  5. Jesper Rønn-Jensen Says:

    OK/Cancel has this cartoon comment:

    Don’t Call it a Comeback

    link: http://feeds.feedburner.com/~r/ok-cancel/~3/117786324/dont-call-it-a-comeback.html

  6. Jesper Rønn-Jensen Says:

    Another great one from Chris McEvoy:

    Jakob ‘Major’ Nielsen Calls For Return To Victorian Values

    Jakob ‘Major’ Nielsen today called on the BBC to turn away from Web2.0 hype and return to the golden age of blue links and horizontal rules.

    He presented a version of the future for the BBC that harked back to the time when a bbc news page could load in under 0.5 seconds and was only permitted to include one image in each page.

    Go there and see the awesome screenshots!

  7. Valerie Says:

    @Jesper: I’ve never heard of OK/Cancel — I went to check it out, and enjoyed looking through the archives. Thanks for introducing me!

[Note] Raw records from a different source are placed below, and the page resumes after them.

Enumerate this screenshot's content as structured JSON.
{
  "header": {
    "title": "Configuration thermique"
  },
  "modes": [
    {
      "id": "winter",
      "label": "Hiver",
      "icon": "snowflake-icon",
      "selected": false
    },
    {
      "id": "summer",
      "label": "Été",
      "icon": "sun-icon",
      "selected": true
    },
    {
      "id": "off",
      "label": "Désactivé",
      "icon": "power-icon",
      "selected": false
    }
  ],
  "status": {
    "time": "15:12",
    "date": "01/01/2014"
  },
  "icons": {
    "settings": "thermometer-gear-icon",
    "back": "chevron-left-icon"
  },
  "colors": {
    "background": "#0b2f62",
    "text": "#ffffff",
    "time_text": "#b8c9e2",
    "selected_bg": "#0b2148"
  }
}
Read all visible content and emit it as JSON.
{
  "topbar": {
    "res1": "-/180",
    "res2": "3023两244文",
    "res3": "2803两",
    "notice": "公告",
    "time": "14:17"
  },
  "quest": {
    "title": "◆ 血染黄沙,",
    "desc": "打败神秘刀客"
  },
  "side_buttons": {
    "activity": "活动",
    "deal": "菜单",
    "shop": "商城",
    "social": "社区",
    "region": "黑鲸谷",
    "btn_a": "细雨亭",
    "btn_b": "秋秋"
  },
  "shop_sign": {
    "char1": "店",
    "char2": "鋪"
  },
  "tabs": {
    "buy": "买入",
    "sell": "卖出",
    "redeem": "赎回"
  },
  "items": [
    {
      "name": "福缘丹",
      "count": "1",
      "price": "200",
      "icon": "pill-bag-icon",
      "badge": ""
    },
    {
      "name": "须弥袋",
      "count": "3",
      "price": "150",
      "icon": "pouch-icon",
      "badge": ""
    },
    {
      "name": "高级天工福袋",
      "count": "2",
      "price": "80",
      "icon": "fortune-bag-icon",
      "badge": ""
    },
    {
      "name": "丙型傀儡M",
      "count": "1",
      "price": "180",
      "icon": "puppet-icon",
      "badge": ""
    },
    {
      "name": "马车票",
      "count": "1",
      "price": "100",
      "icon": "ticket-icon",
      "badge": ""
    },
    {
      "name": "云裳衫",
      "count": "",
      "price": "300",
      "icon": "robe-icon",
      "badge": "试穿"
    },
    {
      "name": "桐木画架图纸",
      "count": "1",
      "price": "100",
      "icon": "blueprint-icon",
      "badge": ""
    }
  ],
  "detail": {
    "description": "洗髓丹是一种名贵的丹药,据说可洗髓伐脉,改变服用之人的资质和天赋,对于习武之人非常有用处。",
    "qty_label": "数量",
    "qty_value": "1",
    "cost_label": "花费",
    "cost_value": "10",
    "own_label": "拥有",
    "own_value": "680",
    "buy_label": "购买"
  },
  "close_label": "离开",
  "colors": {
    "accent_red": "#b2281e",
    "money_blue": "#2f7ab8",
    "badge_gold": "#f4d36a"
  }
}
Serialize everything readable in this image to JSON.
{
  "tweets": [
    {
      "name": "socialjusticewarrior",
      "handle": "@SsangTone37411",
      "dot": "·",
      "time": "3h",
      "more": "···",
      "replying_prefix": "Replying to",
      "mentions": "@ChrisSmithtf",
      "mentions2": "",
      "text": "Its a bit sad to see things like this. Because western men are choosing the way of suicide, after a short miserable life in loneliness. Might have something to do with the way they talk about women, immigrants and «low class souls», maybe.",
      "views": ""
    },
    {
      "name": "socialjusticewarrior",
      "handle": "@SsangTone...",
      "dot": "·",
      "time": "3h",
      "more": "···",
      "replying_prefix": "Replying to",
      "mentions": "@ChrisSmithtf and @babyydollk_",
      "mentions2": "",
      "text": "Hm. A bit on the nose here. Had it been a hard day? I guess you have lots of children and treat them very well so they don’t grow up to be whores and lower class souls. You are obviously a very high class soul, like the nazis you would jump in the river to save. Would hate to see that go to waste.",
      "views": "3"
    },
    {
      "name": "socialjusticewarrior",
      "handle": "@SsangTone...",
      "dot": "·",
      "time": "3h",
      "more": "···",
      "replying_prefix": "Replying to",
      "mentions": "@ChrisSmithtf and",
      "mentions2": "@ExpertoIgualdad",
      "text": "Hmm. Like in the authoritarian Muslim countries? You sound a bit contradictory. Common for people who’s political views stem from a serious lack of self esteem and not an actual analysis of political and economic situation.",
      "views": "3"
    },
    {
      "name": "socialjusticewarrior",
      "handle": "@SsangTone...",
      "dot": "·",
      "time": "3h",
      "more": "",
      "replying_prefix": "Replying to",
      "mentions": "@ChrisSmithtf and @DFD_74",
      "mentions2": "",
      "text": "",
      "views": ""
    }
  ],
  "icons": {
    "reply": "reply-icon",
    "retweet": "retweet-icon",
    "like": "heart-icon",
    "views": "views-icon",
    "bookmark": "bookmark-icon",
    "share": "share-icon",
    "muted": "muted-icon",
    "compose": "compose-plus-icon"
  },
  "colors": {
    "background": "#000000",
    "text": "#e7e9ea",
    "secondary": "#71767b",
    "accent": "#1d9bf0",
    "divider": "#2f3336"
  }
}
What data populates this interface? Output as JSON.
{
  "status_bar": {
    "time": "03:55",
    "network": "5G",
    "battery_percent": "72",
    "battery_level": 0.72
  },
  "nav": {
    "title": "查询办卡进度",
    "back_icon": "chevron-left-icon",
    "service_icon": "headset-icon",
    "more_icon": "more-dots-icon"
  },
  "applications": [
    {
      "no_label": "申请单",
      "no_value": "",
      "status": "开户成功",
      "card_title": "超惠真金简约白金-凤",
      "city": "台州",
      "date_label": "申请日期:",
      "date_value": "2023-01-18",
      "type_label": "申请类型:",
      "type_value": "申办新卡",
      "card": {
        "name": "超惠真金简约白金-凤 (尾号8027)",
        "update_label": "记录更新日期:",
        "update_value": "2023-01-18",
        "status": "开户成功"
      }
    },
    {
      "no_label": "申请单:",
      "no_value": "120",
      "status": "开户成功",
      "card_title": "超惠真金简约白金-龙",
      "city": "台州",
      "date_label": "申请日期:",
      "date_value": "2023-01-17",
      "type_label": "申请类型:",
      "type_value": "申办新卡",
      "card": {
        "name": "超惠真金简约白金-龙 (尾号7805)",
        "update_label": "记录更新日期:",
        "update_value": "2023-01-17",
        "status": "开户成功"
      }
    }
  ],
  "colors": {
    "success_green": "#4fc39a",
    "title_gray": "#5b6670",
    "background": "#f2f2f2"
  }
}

  8. Avery K. Says:

    Great post. I’m surprised that this is even an issue… I thought it was common knowledge that most of the traffic to a site is just to browse, rather than contribute.

  9. Mark Says:

    interesting take on this… I think I am like the 9% out there.. I think most people don’t realize that comments are not only a great addition to a blog, but it is also cool when people take an interest in something you’ve written

  10. Jack P. Says:

    When looking at a website, one can’t measure it’s popularity by the comments alone. A program like StatCounter can provide insight as to how many people are actually visiting the site.

  11. debbiep Says:

    there is alot of junk on web 2.0 but there is alot of quality starting the shine through. I think it took a long time for people to take it serously enough to put the time in

  12. Christine Arkin Says:

    It’s a bit of a sad statistic when you consider how many sites encourage discussion, and yet many just drop by to look.